be our spanning tree. Now, what forces us to exclude an edge

from this set capital T? Well if it creates a cycle with the edges

was already chosen, obviously that's a no go.

We can't have cycles in our final output, but as long as we don't have a cycle from

including an edge, we go ahead and optimistically include it.

And as we've seen, this is a correct algorithm, it always outputs the minimum

cost spanning tree. So, what would be the running time of

this algorithm? If we just straightforwardly implement

the pseudocode on this slide? Well, let's just considered the algorithm

step by step. In the first step, we sort the edges,

so that's going to take M log N time. Now don't forget whenever we're speaking

about graphs, we have the convention that M denotes the number of edges and N

denotes the number of vertices. So, you might justifiably wonder why I

wrote M log N for the running time of the sorting step instead of M log M, since

after all what it is we're sorting are the edges and there's M of them.

Well, what I'm using here is that, in this context we can switch log N and log

M interchangeably with each other inside a big-O notation.

Why is that true? Well recall when we first discussed

graphs in part one, we noticed that there can't be too many edges.

So the number of edges M, is the most quadratic of the number of vertices,

it's the most big-O of N squared. So if M is at most M squared, then log M

is at most two log N And the two is suppressed in the big-O notation.

So log M and log M are interchangeable in this context.

Notice that for the minimum cost spanning tree problem you may as well assume that

there's no parallel edges. You may as well assume that the graphs

are simple. If you have a bunch of parallel edges

between a given vertices, you can just throw out all but the

cheapest one. That's the only one you'll ever need.

So, moving on to the main loop, pretty obvious how many iterations we have

there. We have M iterations.

So all we need to figure out is how much work we have to do in each iteration.

So what is it each iteration needs to accomplish?

It needs to check, whether or not adding the current edge to the edges we've

already chosen creates a cycle or not. So I claim that can be done in time

linear in the number of vertices. That is it can be done in the big-O of N

time. So how do we accomplish this?

Well, we need two quick observations. First of all, and this is something we've

seen in arguments in the previous videos, checking whether or not this new edge is

going to create a cycle.

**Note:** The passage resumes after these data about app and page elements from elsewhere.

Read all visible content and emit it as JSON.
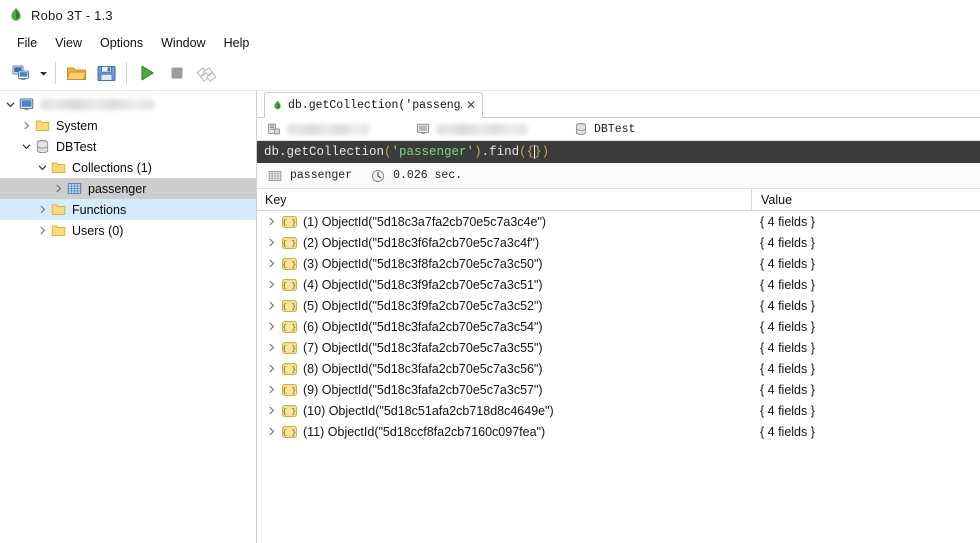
{
  "window": {
    "title": "Robo 3T - 1.3",
    "app_icon": "robo3t-leaf-icon"
  },
  "menu": {
    "items": [
      {
        "label": "File"
      },
      {
        "label": "View"
      },
      {
        "label": "Options"
      },
      {
        "label": "Window"
      },
      {
        "label": "Help"
      }
    ]
  },
  "toolbar": {
    "buttons": [
      {
        "name": "connect-button",
        "icon": "connect-icon"
      },
      {
        "name": "connect-dropdown",
        "icon": "chevron-down-icon"
      },
      {
        "name": "open-script-button",
        "icon": "folder-open-icon"
      },
      {
        "name": "save-script-button",
        "icon": "floppy-save-icon"
      },
      {
        "name": "execute-button",
        "icon": "play-icon"
      },
      {
        "name": "stop-button",
        "icon": "stop-icon"
      },
      {
        "name": "orientation-button",
        "icon": "split-layout-icon"
      }
    ]
  },
  "sidebar": {
    "nodes": [
      {
        "label": "",
        "redacted": true,
        "icon": "server-monitor-icon",
        "twisty": "expanded",
        "indent": 0,
        "state": "normal"
      },
      {
        "label": "System",
        "redacted": false,
        "icon": "folder-icon",
        "twisty": "collapsed",
        "indent": 1,
        "state": "normal"
      },
      {
        "label": "DBTest",
        "redacted": false,
        "icon": "database-icon",
        "twisty": "expanded",
        "indent": 1,
        "state": "normal"
      },
      {
        "label": "Collections (1)",
        "redacted": false,
        "icon": "folder-icon",
        "twisty": "expanded",
        "indent": 2,
        "state": "normal"
      },
      {
        "label": "passenger",
        "redacted": false,
        "icon": "collection-grid-icon",
        "twisty": "collapsed",
        "indent": 3,
        "state": "selected"
      },
      {
        "label": "Functions",
        "redacted": false,
        "icon": "folder-icon",
        "twisty": "collapsed",
        "indent": 2,
        "state": "hovered"
      },
      {
        "label": "Users (0)",
        "redacted": false,
        "icon": "folder-icon",
        "twisty": "collapsed",
        "indent": 2,
        "state": "normal"
      }
    ]
  },
  "tab": {
    "label": "db.getCollection('passeng…",
    "close_label": "✕",
    "icon": "green-leaf-icon"
  },
  "connection_bar": {
    "items": [
      {
        "name": "connection-name",
        "icon": "server-icon",
        "label": "",
        "redacted": true
      },
      {
        "name": "host-name",
        "icon": "monitor-icon",
        "label": "",
        "redacted": true
      },
      {
        "name": "database-name",
        "icon": "database-icon",
        "label": "DBTest",
        "redacted": false
      }
    ]
  },
  "editor": {
    "tokens": [
      {
        "text": "db.getCollection",
        "type": "plain"
      },
      {
        "text": "(",
        "type": "brace"
      },
      {
        "text": "'passenger'",
        "type": "string"
      },
      {
        "text": ")",
        "type": "brace"
      },
      {
        "text": ".find",
        "type": "plain"
      },
      {
        "text": "(",
        "type": "brace"
      },
      {
        "text": "{",
        "type": "brace"
      },
      {
        "text": "}",
        "type": "brace"
      },
      {
        "text": ")",
        "type": "brace"
      }
    ],
    "full_text": "db.getCollection('passenger').find({})"
  },
  "result_status": {
    "collection": "passenger",
    "collection_icon": "collection-grid-icon",
    "time_icon": "clock-icon",
    "time": "0.026 sec."
  },
  "results": {
    "columns": {
      "key": "Key",
      "value": "Value"
    },
    "rows": [
      {
        "index": "(1)",
        "key": "ObjectId(\"5d18c3a7fa2cb70e5c7a3c4e\")",
        "value": "{ 4 fields }"
      },
      {
        "index": "(2)",
        "key": "ObjectId(\"5d18c3f6fa2cb70e5c7a3c4f\")",
        "value": "{ 4 fields }"
      },
      {
        "index": "(3)",
        "key": "ObjectId(\"5d18c3f8fa2cb70e5c7a3c50\")",
        "value": "{ 4 fields }"
      },
      {
        "index": "(4)",
        "key": "ObjectId(\"5d18c3f9fa2cb70e5c7a3c51\")",
        "value": "{ 4 fields }"
      },
      {
        "index": "(5)",
        "key": "ObjectId(\"5d18c3f9fa2cb70e5c7a3c52\")",
        "value": "{ 4 fields }"
      },
      {
        "index": "(6)",
        "key": "ObjectId(\"5d18c3fafa2cb70e5c7a3c54\")",
        "value": "{ 4 fields }"
      },
      {
        "index": "(7)",
        "key": "ObjectId(\"5d18c3fafa2cb70e5c7a3c55\")",
        "value": "{ 4 fields }"
      },
      {
        "index": "(8)",
        "key": "ObjectId(\"5d18c3fafa2cb70e5c7a3c56\")",
        "value": "{ 4 fields }"
      },
      {
        "index": "(9)",
        "key": "ObjectId(\"5d18c3fafa2cb70e5c7a3c57\")",
        "value": "{ 4 fields }"
      },
      {
        "index": "(10)",
        "key": "ObjectId(\"5d18c51afa2cb718d8c4649e\")",
        "value": "{ 4 fields }"
      },
      {
        "index": "(11)",
        "key": "ObjectId(\"5d18ccf8fa2cb7160c097fea\")",
        "value": "{ 4 fields }"
      }
    ],
    "row_icon": "json-document-icon"
  },
  "colors": {
    "editor_background": "#3b3b3b",
    "editor_string": "#7fd97f",
    "selection_gray": "#cdcdcd",
    "hover_blue": "#d6ebfb",
    "folder_yellow": "#f0c040",
    "execute_green": "#3f9c35"
  }
}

Say the edge has end points U and V.

Checking for a cycle boils down to checking whether or not there's already a

path between the end points U and V, and the edges capital T that was chosen so

far. If there is a UV path already, adding

this edge will close the loop and create a cycle.

If there currently is no UV path, then adding this edge will not create a cycle.

So the second observation is well, how do we check if there's a path from U to V,

in the edges we've already chosen? Well, we already know how to do that

just. Using graph search.

So you can use breadth for a search, you can use depth for a search.

It doesn't matter. You just start at the vertex U and you

see if you have a reach of V or not. If you reach it, there's a path.

If you don't reach it, there's not a path.

Breadth-first-search, depth-first-search, whatever.

It takes time linear, in the graph that you're searching.

And since we only need to search for the edges that are in capital T.

And there's going to be, at most, N minus one of them.

Linear time in this context means O of N. O of the number of vertices,

because that also bounds the number of edges that might be in capital T.

The edges that we're searching for are pathing.